This is a typical configuration when the master only sends data but receives nothing back, as in the case of a chain of multiple LED displays (8 × 8 LED Matrices), in which the information to be displayed is sent but there is no data back. In this case we can even disconnect the MISO line.
Finally and to close this chapter, we must comment that Arduino, naturally, supports the SPI bus and, surprisingly, it uses a standard library that is called SPI which manages all the complications and the arbitration protocol.
COMPARISON BETWEEN I2C AND THE STANDARD SERIAL PORT
Advantages of the SPI Bus:
- Full Duplex Communication. It can send and receive data at the same time increasing the speed.
- It is faster than the I2C bus and the standard asynchronous serial port.
- The message size can be as large as we want.
- The hardware required is simple (that is, cheaper).
- Requires lower consumption and less hardware to setup the bus than the I2C bus.
- As it is the master the one that provides the clock signal, the slaves do not need oscillators (that is, it is cheaper again).
And as in life nothing is free, its disadvantages are:
- It needs more lines than the normal I2C bus or the serial port.
- Communications must be perfectly established beforehand.
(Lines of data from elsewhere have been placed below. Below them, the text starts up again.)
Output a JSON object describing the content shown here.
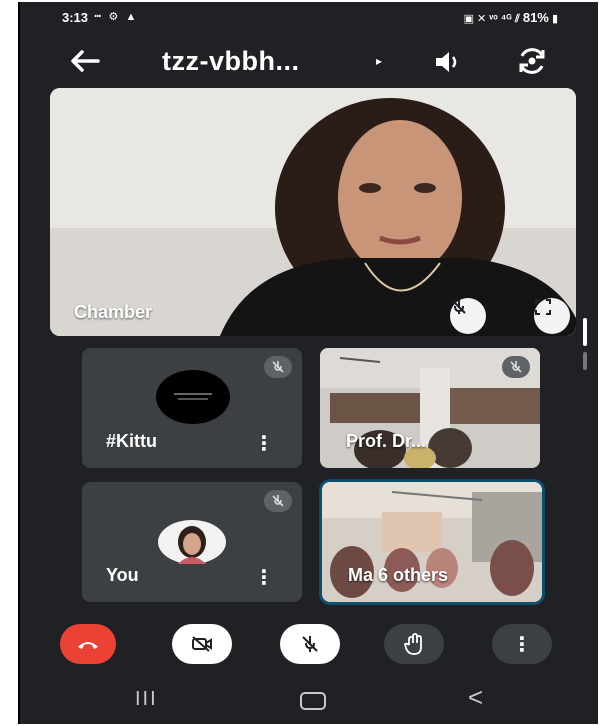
{
  "status_bar": {
    "time": "3:13",
    "left_icons": "ⵈ ⚙ ▲",
    "right_icons": "▣ ✕ ᵛᵒ ⁴ᴳ ⫽",
    "battery": "81%"
  },
  "header": {
    "back_icon": "arrow-left-icon",
    "meeting_code": "tzz-vbbh...",
    "caret": "▸"
  },
  "main_tile": {
    "name": "Chamber"
  },
  "tiles": [
    {
      "name": "#Kittu"
    },
    {
      "name": "Prof. Dr..."
    },
    {
      "name": "You"
    },
    {
      "name": "Ma",
      "others": "6 others"
    }
  ],
  "more_symbol": "⋮",
  "colors": {
    "background": "#202124",
    "tile": "#3c4043",
    "end_call": "#ea4335",
    "active_border": "#0b4f6c"
  },
  "navbar": {
    "recents": "III",
    "back": "<"
  }
}
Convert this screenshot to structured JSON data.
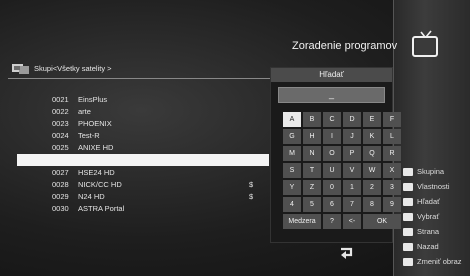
{
  "header": {
    "title": "Zoradenie programov"
  },
  "group": {
    "label": "Skupi<Všetky satelity >"
  },
  "channels": [
    {
      "num": "0021",
      "name": "EinsPlus",
      "sym": ""
    },
    {
      "num": "0022",
      "name": "arte",
      "sym": ""
    },
    {
      "num": "0023",
      "name": "PHOENIX",
      "sym": ""
    },
    {
      "num": "0024",
      "name": "Test-R",
      "sym": ""
    },
    {
      "num": "0025",
      "name": "ANIXE HD",
      "sym": ""
    },
    {
      "num": "",
      "name": "",
      "sym": ""
    },
    {
      "num": "0027",
      "name": "HSE24 HD",
      "sym": ""
    },
    {
      "num": "0028",
      "name": "NICK/CC HD",
      "sym": "$"
    },
    {
      "num": "0029",
      "name": "N24 HD",
      "sym": "$"
    },
    {
      "num": "0030",
      "name": "ASTRA Portal",
      "sym": ""
    }
  ],
  "search": {
    "title": "Hľadať",
    "input_value": "_",
    "keys": [
      "A",
      "B",
      "C",
      "D",
      "E",
      "F",
      "G",
      "H",
      "I",
      "J",
      "K",
      "L",
      "M",
      "N",
      "O",
      "P",
      "Q",
      "R",
      "S",
      "T",
      "U",
      "V",
      "W",
      "X",
      "Y",
      "Z",
      "0",
      "1",
      "2",
      "3",
      "4",
      "5",
      "6",
      "7",
      "8",
      "9"
    ],
    "bottom": {
      "space": "Medzera",
      "question": "?",
      "backspace": "<-",
      "ok": "OK"
    }
  },
  "legend": [
    {
      "key": "",
      "label": "Skupina"
    },
    {
      "key": "",
      "label": "Vlastnosti"
    },
    {
      "key": "",
      "label": "Hľadať"
    },
    {
      "key": "",
      "label": "Vybrať"
    },
    {
      "key": "",
      "label": "Strana"
    },
    {
      "key": "",
      "label": "Nazad"
    },
    {
      "key": "",
      "label": "Zmeniť obraz"
    }
  ],
  "icons": {
    "tv": "tv-icon",
    "group": "satellite-group-icon",
    "back": "back-arrow-icon"
  },
  "colors": {
    "selected_row": "#f4f4f4",
    "key_active": "#e9e9e9"
  }
}
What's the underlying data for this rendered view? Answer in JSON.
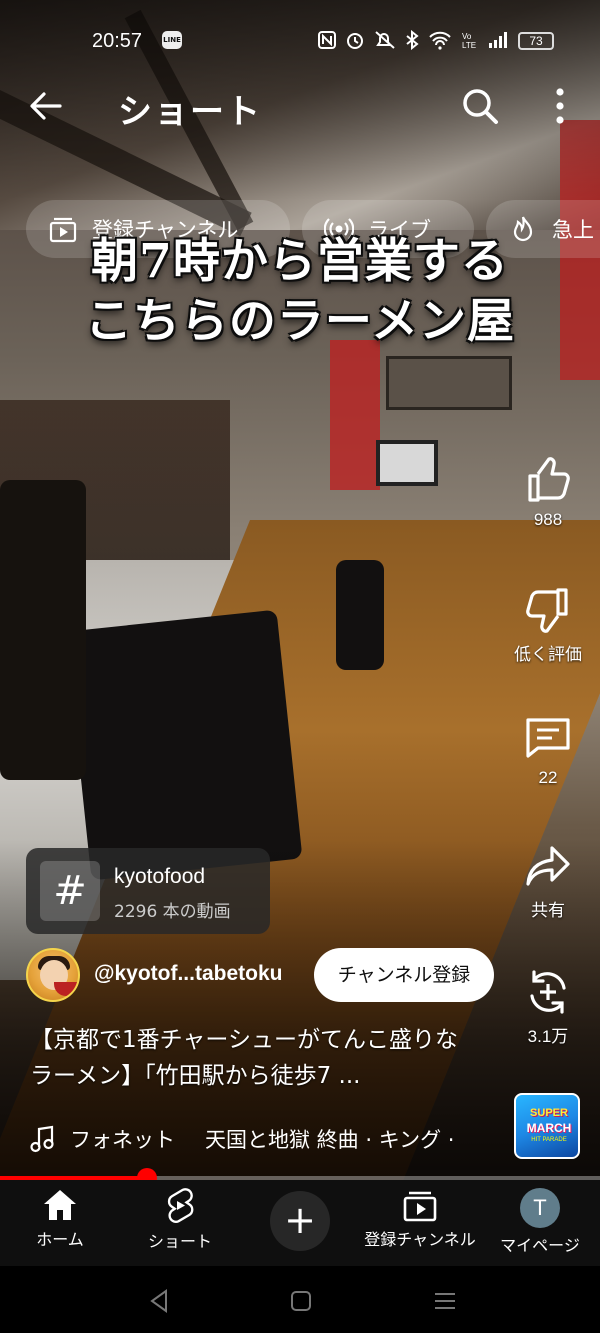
{
  "status_bar": {
    "time": "20:57",
    "line_badge": "LINE",
    "battery": "73",
    "icons": [
      "nfc-icon",
      "alarm-icon",
      "mute-icon",
      "bluetooth-icon",
      "wifi-icon",
      "volte-icon",
      "signal-icon"
    ]
  },
  "top_bar": {
    "title": "ショート"
  },
  "chips": [
    {
      "label": "登録チャンネル",
      "icon": "subscriptions-icon"
    },
    {
      "label": "ライブ",
      "icon": "live-icon"
    },
    {
      "label": "急上",
      "icon": "trending-icon"
    }
  ],
  "video": {
    "caption_line1": "朝7時から営業する",
    "caption_line2": "こちらのラーメン屋"
  },
  "actions": {
    "like_count": "988",
    "dislike_label": "低く評価",
    "comment_count": "22",
    "share_label": "共有",
    "remix_count": "3.1万"
  },
  "hashtag": {
    "symbol": "#",
    "name": "kyotofood",
    "count": "2296 本の動画"
  },
  "channel": {
    "handle": "@kyotof...tabetoku",
    "subscribe_label": "チャンネル登録"
  },
  "description": "【京都で1番チャーシューがてんこ盛りなラーメン】「竹田駅から徒歩7 ...",
  "music": {
    "artist": "フォネット",
    "track": "天国と地獄 終曲 · キング ·",
    "album_line1": "SUPER",
    "album_line2": "MARCH",
    "album_line3": "HIT PARADE"
  },
  "progress": {
    "fraction": 0.245
  },
  "bottom_nav": {
    "home": "ホーム",
    "shorts": "ショート",
    "create": "+",
    "subscriptions": "登録チャンネル",
    "me": "マイページ",
    "me_initial": "T"
  },
  "colors": {
    "accent": "#ff0000",
    "nav_bg": "#0f0f0f"
  }
}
You can not send messages of different lengths at your will.
- There is no acknowledge signal from the slave, it is expected to obey and that’s all.
- There can be only one master and there is almost no possibility of using multiple masters.
- Works only over very short distances
- Normally an additional line for each slave is needed and if the number of slaves grows too much it can end up being a problem.
ARDUINO SPI PINS
Although recently have appeared some libraries that allow us to choose the SPI control pins in our Arduinos, traditionally these lines were fixed to a certain pins.
That means, that in order to control the SPI bus we need to use those pins unavoidably, but we can choose between two sets of them, including certain digital pins, depending on the model and the table shown below, and using their equivalents in the ICSP (In-Circuit Serial Programming) bus.
These pins are:
|Arduino board||MOSI||MISO||SCK||SS Slave||SS Master|
|UNO||11, ICSP-4||12, ICSP-1||13, ICSP-3||10||Z|
|MEGA||51, ICSP-4||50, ICSP-1||52, ICSP-3||53||Z|
- Note that although the SPI bus pins change according to the Arduino model we use, they are always the same in the ICSP.
- It allows you to design valid Shields for all Arduino boards.
The ICSP pins are those on the right when we read the labels on the board:
- We have tried to show that there are occasions in which the serial port has serious limitations.
- We have introduced the SPI bus and their control lines.
- We have seen how to connect several slaves to the bus.
- We have talked about the advantages and disadvantages of this bus with respect to the I2C bus, that we saw in previous chapters, and the standard serial communication.